--- To do ---
Return all lines from the entries below in which the word "true" is present.

-------

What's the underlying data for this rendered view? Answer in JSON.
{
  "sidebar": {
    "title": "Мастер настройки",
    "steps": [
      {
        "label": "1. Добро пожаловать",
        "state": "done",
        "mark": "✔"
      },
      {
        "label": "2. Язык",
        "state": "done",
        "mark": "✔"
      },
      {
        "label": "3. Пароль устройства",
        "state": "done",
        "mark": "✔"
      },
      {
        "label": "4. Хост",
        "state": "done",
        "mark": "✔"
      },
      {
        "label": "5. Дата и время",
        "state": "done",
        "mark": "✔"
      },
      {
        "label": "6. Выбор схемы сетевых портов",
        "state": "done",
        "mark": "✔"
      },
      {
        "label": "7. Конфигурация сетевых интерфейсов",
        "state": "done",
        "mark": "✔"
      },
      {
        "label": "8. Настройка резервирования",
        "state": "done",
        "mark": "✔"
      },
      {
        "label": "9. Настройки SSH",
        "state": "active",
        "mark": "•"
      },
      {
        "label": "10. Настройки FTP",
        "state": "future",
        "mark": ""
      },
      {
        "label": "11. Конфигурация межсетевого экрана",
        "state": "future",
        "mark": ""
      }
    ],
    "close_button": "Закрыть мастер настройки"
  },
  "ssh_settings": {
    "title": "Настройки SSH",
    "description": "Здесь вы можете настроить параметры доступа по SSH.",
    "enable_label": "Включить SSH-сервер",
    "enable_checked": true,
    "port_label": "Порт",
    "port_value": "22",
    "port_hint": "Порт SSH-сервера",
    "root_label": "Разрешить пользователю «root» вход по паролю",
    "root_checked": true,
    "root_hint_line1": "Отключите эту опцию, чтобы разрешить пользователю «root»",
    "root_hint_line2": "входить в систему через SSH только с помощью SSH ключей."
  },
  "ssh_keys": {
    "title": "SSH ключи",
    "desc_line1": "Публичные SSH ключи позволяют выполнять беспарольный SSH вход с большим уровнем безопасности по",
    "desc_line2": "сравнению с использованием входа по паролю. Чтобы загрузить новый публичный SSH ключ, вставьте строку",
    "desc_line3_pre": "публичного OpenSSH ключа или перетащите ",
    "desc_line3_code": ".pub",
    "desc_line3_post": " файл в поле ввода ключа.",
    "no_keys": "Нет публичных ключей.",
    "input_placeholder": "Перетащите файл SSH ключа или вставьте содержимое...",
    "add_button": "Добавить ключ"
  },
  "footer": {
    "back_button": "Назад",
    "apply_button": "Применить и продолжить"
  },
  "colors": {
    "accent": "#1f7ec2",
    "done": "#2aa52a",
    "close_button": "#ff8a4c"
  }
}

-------

--- Exercise answer ---
    "enable_checked": true,
    "root_checked": true,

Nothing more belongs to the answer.